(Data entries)
##############################

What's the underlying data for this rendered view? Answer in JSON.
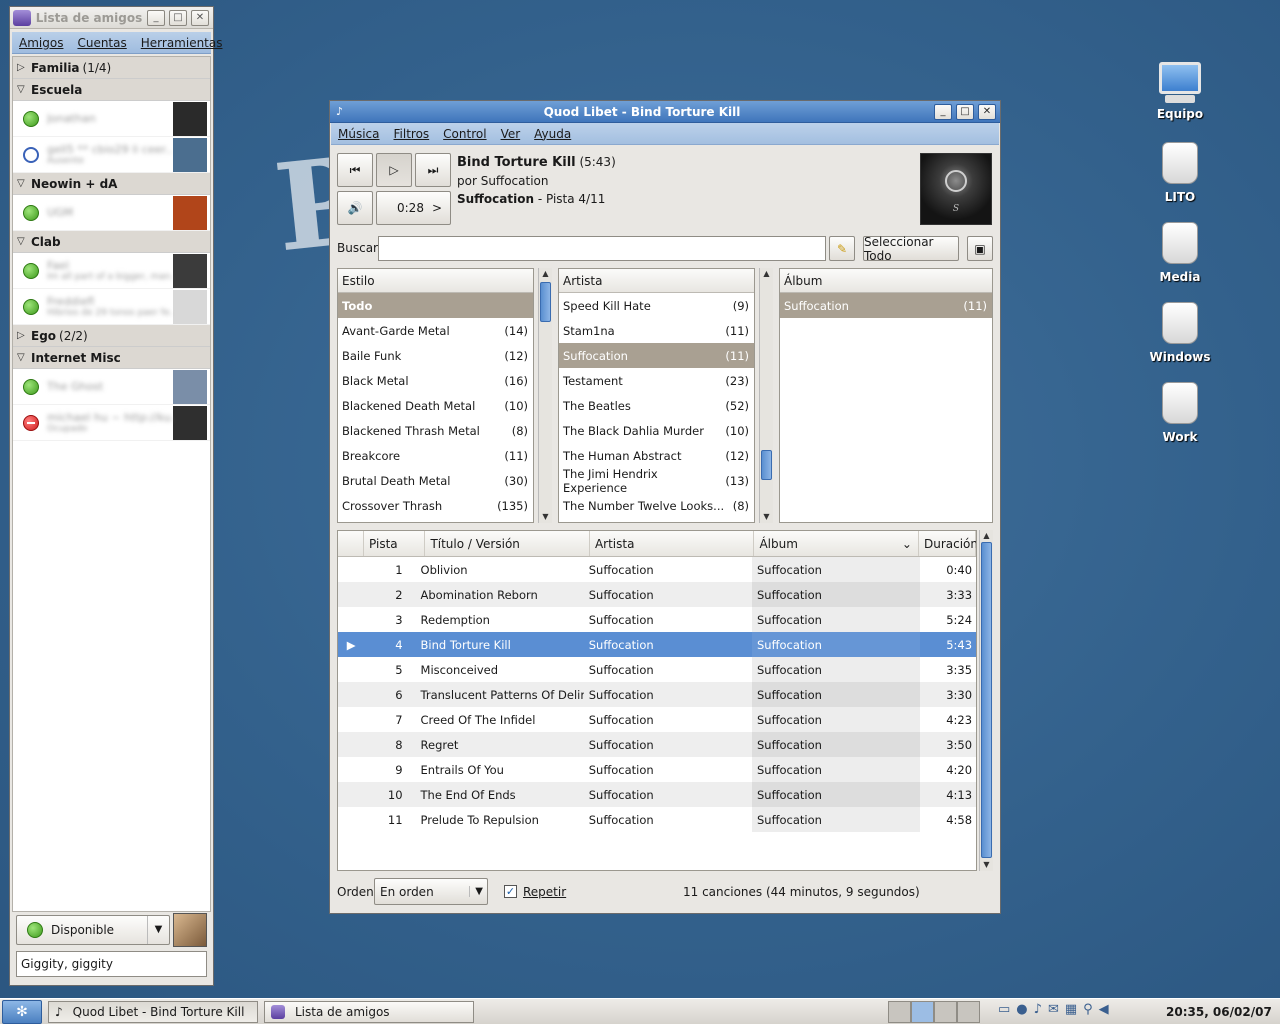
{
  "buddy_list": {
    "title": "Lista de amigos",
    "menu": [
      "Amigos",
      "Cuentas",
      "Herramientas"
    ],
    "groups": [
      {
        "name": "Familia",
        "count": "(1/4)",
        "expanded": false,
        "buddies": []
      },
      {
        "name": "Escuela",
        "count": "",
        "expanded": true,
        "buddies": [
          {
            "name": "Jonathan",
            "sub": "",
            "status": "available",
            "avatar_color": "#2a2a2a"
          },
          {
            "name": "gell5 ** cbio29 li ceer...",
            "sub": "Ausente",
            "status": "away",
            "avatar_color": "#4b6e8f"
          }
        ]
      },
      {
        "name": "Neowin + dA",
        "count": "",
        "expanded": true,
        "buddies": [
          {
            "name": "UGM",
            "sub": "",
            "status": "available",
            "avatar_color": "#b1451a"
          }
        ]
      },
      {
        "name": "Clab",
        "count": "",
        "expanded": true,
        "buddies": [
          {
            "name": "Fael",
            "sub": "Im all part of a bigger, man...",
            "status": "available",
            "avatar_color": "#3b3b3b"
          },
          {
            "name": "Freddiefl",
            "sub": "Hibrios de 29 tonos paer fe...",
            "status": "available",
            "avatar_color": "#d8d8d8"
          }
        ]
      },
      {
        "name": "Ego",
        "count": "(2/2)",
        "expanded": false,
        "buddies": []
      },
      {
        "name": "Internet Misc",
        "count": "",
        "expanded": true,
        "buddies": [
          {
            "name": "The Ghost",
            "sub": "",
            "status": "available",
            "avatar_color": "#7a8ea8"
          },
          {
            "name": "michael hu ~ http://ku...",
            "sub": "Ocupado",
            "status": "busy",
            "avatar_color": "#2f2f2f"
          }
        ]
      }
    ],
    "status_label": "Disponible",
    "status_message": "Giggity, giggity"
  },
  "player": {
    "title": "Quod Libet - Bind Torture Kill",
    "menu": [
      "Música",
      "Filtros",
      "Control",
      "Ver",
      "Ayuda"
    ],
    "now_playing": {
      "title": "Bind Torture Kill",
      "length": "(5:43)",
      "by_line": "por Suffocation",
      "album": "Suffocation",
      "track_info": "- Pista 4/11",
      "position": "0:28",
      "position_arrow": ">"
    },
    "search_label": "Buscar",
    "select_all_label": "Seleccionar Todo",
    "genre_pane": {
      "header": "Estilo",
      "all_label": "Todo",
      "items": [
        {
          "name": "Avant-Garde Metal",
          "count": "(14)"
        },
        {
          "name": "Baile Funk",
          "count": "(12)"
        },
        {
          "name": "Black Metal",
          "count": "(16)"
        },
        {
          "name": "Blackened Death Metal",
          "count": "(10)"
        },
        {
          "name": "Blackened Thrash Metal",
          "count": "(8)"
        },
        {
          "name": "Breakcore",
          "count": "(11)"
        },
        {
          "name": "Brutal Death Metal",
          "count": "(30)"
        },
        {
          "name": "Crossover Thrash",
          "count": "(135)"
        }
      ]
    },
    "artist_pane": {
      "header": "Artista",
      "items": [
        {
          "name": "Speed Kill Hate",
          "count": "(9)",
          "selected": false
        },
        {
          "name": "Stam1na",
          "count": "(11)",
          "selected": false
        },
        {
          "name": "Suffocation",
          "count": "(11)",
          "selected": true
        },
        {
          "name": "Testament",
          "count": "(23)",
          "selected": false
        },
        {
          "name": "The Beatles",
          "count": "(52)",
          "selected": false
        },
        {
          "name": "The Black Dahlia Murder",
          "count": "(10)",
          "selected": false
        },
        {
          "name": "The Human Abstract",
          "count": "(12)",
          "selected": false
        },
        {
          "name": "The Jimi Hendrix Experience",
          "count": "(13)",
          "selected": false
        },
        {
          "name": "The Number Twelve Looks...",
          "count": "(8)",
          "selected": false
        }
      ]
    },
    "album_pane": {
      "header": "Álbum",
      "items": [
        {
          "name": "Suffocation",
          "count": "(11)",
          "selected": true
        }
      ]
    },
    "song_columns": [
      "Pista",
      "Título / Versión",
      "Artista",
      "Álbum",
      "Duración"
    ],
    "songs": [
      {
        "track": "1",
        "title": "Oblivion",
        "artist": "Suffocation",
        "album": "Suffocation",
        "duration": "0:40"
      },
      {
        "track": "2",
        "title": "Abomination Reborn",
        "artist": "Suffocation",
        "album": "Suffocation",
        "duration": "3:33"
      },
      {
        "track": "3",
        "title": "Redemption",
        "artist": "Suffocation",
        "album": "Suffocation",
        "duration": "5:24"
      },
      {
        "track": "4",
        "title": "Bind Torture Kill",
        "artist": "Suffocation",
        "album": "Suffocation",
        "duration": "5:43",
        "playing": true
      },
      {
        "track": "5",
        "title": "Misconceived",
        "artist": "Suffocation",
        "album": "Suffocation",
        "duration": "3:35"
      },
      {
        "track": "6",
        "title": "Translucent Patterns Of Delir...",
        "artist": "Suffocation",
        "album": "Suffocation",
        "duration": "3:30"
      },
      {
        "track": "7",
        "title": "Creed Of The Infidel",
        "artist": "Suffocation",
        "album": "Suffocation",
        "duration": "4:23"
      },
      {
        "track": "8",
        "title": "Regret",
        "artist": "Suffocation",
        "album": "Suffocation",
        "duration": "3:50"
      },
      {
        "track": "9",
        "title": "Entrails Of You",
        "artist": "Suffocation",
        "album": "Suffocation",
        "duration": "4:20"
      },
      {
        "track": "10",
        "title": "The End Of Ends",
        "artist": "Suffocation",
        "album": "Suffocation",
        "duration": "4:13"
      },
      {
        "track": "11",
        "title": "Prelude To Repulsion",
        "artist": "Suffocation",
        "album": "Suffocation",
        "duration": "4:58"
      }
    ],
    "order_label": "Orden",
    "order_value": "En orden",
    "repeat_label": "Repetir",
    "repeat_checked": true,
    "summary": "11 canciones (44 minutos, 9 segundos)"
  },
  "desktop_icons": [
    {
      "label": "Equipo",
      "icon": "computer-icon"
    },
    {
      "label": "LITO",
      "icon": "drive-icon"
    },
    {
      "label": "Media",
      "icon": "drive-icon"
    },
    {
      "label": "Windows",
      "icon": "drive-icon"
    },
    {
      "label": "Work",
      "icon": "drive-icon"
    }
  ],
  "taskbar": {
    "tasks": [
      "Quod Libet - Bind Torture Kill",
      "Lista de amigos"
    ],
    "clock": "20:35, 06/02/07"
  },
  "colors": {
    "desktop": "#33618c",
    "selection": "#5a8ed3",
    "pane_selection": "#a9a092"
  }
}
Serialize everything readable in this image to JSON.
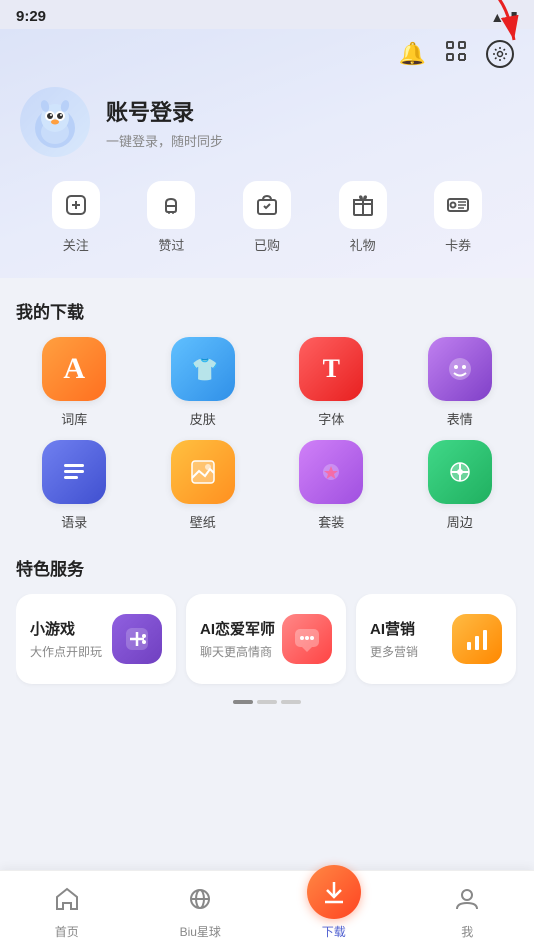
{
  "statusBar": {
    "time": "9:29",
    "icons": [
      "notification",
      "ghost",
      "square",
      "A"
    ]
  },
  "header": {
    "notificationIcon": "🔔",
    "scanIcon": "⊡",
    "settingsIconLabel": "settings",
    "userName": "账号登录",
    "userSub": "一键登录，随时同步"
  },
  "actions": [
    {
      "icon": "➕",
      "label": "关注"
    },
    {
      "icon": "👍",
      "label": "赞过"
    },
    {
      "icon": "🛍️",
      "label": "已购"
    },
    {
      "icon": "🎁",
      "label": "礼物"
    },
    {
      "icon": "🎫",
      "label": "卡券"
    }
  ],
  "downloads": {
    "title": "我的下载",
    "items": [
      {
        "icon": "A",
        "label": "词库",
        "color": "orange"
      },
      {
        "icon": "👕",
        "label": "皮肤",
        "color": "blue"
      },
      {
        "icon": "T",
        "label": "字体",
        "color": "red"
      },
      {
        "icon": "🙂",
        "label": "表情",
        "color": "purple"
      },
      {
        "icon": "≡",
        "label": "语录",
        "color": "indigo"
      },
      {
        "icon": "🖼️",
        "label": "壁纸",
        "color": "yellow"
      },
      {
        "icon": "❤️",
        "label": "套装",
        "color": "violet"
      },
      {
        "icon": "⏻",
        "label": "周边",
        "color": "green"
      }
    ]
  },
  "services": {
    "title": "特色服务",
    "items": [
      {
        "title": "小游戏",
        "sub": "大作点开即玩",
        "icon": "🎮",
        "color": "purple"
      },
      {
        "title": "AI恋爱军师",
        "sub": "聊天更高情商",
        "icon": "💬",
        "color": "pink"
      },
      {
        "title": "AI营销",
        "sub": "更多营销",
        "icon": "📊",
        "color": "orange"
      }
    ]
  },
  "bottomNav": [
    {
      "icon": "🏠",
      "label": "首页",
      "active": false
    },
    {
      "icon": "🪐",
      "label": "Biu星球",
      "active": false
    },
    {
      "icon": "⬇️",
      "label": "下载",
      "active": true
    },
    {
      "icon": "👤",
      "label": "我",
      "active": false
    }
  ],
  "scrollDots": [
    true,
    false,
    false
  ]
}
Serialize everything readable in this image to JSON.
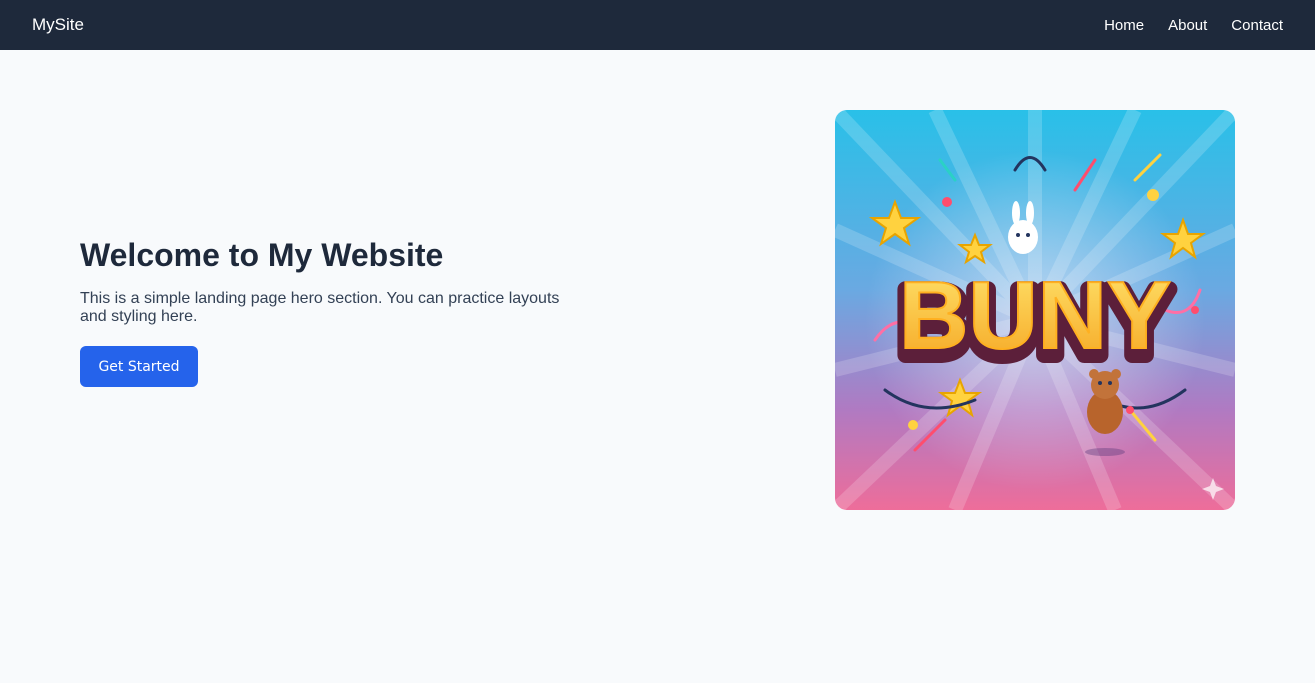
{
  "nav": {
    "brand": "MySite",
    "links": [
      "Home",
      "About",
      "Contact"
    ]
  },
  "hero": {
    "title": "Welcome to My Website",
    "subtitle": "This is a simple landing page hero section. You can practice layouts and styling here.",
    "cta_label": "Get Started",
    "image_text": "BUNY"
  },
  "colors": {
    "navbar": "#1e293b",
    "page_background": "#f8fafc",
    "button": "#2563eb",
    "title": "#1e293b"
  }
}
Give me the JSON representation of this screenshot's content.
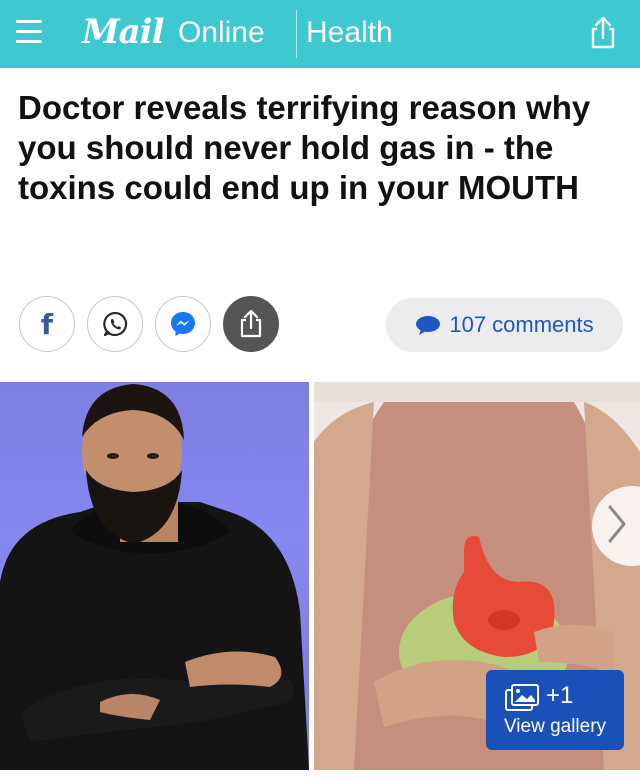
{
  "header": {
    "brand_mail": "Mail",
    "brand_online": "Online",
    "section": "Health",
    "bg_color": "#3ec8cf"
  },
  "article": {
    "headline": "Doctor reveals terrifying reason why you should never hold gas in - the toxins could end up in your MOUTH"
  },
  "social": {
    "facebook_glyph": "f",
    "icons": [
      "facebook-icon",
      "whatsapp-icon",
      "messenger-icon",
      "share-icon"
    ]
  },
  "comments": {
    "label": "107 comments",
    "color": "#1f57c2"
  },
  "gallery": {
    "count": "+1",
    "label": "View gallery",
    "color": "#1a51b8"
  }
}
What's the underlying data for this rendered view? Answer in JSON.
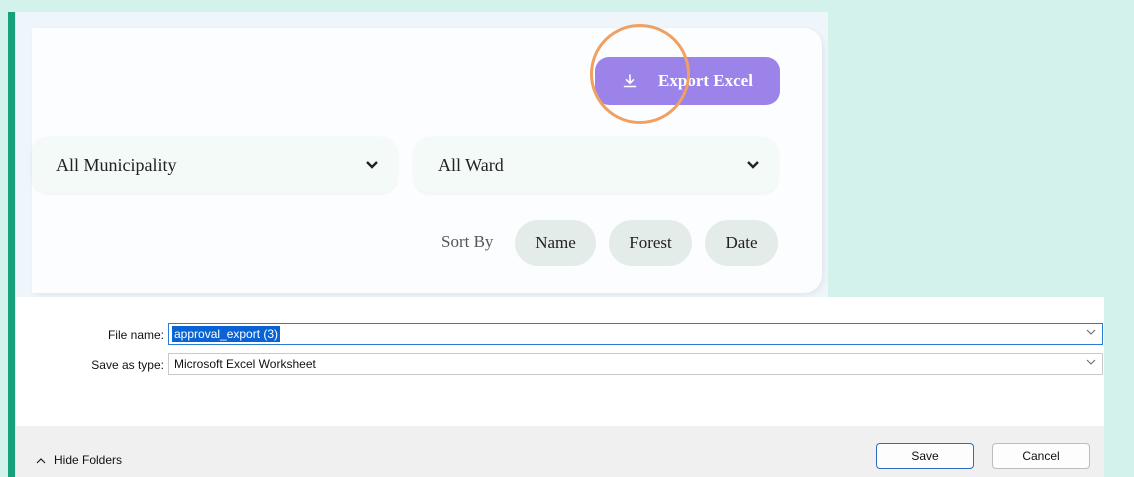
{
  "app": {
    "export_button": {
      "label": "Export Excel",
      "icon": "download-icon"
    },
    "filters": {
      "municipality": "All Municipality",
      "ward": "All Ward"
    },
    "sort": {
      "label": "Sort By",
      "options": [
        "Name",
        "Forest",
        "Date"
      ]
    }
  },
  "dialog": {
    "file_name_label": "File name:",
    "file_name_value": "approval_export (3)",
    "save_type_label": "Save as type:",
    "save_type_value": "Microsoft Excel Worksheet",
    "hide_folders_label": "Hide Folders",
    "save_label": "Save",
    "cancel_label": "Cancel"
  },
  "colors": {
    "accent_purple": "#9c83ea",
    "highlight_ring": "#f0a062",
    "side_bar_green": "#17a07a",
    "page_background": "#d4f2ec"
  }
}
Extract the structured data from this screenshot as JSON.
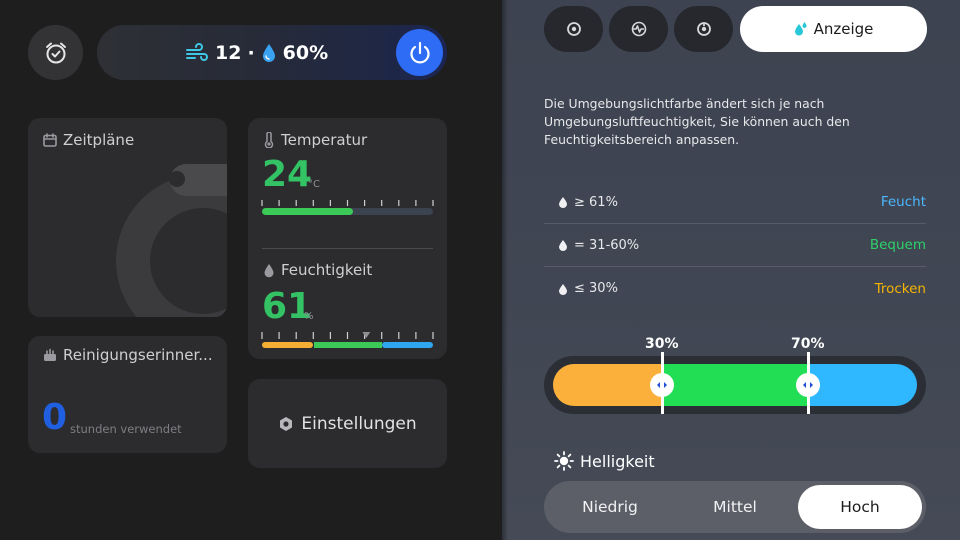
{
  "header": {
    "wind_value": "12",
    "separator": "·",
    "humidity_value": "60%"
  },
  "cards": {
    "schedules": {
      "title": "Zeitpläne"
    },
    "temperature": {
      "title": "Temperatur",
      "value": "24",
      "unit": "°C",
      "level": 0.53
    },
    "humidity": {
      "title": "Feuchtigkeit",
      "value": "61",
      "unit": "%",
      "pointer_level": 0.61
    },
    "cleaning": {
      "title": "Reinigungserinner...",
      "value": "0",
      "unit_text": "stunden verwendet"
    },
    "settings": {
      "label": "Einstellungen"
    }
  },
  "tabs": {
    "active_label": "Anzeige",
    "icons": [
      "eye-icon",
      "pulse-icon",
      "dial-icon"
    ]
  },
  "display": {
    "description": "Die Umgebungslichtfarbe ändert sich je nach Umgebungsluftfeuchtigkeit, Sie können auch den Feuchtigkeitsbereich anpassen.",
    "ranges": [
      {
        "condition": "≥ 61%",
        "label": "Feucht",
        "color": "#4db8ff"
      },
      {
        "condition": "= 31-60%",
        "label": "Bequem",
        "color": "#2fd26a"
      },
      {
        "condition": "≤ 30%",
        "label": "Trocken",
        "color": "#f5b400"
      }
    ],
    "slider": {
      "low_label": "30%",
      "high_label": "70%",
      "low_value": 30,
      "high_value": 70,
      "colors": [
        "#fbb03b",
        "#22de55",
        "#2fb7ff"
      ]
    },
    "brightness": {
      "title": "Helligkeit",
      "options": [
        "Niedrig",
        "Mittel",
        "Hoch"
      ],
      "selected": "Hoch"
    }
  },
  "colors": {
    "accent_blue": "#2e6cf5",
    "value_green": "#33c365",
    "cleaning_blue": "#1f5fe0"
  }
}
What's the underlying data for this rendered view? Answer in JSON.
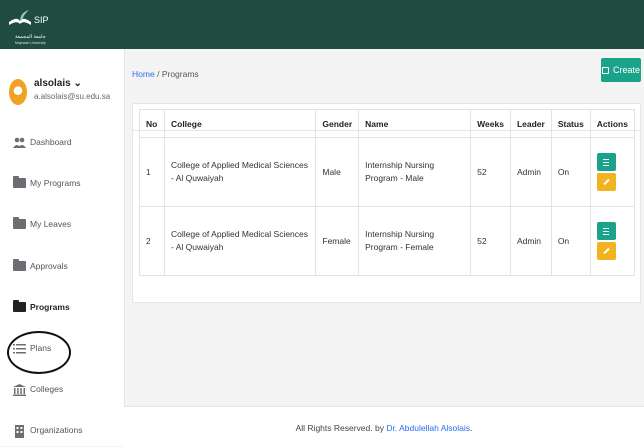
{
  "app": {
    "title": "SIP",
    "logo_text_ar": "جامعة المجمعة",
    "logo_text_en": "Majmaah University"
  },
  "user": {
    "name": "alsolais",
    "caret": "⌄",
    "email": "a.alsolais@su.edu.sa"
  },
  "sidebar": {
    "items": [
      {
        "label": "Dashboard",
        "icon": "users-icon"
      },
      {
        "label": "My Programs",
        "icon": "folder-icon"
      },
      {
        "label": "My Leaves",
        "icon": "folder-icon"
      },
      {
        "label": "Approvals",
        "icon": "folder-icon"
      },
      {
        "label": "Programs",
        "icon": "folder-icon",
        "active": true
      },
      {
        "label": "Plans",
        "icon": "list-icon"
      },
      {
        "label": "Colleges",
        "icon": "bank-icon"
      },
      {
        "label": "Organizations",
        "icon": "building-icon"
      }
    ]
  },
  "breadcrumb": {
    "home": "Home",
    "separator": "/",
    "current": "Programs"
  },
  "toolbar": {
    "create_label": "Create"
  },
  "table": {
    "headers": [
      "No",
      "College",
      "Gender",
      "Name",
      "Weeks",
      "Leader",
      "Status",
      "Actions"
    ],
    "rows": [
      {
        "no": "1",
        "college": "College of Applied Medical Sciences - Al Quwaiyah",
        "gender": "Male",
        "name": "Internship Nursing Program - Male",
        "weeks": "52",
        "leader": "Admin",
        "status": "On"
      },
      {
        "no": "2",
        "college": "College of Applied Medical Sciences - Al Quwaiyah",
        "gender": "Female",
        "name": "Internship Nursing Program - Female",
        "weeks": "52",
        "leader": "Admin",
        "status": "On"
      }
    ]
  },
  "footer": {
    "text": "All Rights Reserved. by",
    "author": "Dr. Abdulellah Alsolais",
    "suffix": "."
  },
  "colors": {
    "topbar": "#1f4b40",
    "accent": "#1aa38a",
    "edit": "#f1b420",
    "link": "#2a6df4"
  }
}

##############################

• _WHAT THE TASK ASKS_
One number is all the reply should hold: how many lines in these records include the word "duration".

• _THE ANSWER_
11